Hot off the press! You can now download Bounty: An Orchardist’s Illustrated Guide to a Fruitful Harvest right here! Bounty is our original month-by-month guide to fruit tree care, written and illustrated by Ben Howard and Maria Smilde.

The sheer volume of information available on the responsibilities and maintenance involved in orchard care is overwhelming and even conflicting at times. Bounty is a collection of our best advice and the essential practices for healthy trees and a bountiful harvest.

Not only have we sifted through the material, but we have organized it and presented it in a manner that is engaging and helpful. The guide has been created for Baltimore’s climate, and with that in mind, readers elsewhere should adjust accordingly.

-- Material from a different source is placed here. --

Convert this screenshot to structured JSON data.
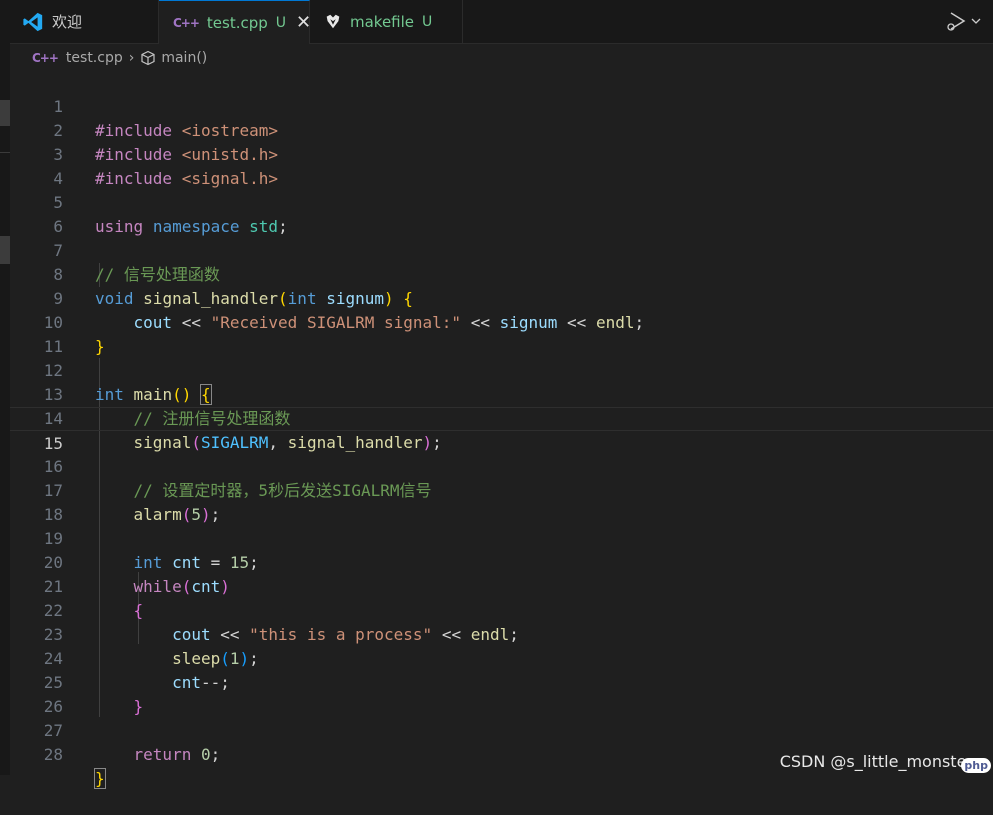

Our goal with Bounty is to encourage, inspire, and involve people like you in a movement towards creating an edible Baltimore.

At the Baltimore Orchard Project, we work to provide as much support as we can to our city’s current and prospective orchardists. Please donate to support our work by clicking here, and entering “Baltimore Orchard Project” under the Project Designation section.

Check out more compiled resources, both general and local, below. Expand each to read more.

What to Plant in Central Maryland

Guidance From a Local Orchard Owner – Scott Fraser Smith:
DC NonProfit Casey Trees Presents: Organic Fruit Tree Management Plan
University of Maryland Extension: Comparison of Fruit Plants for MD Gardens
University of Maryland Extension: Fruit Growing Supplies and Organic Pest Management
Maryland Organic Food and Farming Association: Resources

Food Forests and Companion Planting

Clifton Park Food Forest
The Buzz on BioDiversity: Ecological Landscaping Association
Gaia’s Garden: a guide to home-scale permaculture by Toby Hemenway
Five permaculture videos
Edible Ecosystem Teaching Garden
Edible Forest Gardens
Edible Trails Project
Perennial Solutions
Soil Testing
Lead in Soils – What You Need to Know: Baltimore City Department of Health
Lead in Garden Soils: University of Maryland Extension
Selecting and Using a Soil Testing Laboratory: University of Maryland Extension
Soil and Plant Tissue Testing Laboratory: UMass Amherst (about $15 for lead, arsenic and cadmium soil testing – confirm prices)
Soil Safety Resource Guide for Urban Food Growers: Center for a Livable Future, Johns Hopkins School of Public Health
Urban Community Gardeners’ Knowledge and Perceptions of Soil Contaminant Risks, Center for a Livable Future, Johns Hopkins School of Public Health

Fruit Growing Supplies and Organic Pest Management

Baltimore City Resources

Neighborhood Land Locator: Power in Dirt
City Greening Resource List courtesy of: Friends of West Baltimore Squares
MD Department of Natural Resources Liasion: Baltimore City Forestry Board

Growing Fruit - University of Maryland Extension and Master Gardeners Knowledge Base

Home and Garden Information Center
UME Native Fruits Workshop 2012: Powerpoint Overview
UME Native Fruits Workshop 2012: Comparison of Fruit Plants for MD Gardens
University of Maryland Extention: Fruit Growing Supplies and Organic Pest Management

Other University Sites
North Carolina Cooperative Extension Service: Training and Pruning Fruit Trees
Ohio State University: Fruit Pathology
University of Connecticut: Integrated Pest Management – Tree Fruit
Mid Atlantic Fruit Loop: Information Portal
University of Idaho: Fruit Tree Primer

Help with Specific Fruits
Figs: University of Georgia (Follow North GA)
Pear, European: Virgina Tech
Raspberries: Ohio State University


I’m Nuts about Nuts: National Gardening Association

How-To Sites

EarthEasy: Fruit Tips from Homesteading Expert Greg Seaman
A World of Hope – John Jeavons: Expert on Mini-Farming
City Fruit: Seattle, Washington Non-Profit Orchard Program
The Urban Farmers: San Francisco, California Non-Profit Fruit Growing Experts
Mast Tree Network: Non-Profit for Restoring North America’s Native Orchards and Forests
Grow Organic Apples: Holistic Orchard Network
Starting a Community Orchard Guide (North Dakota Dept of Agriculture)

How to Espalier a tree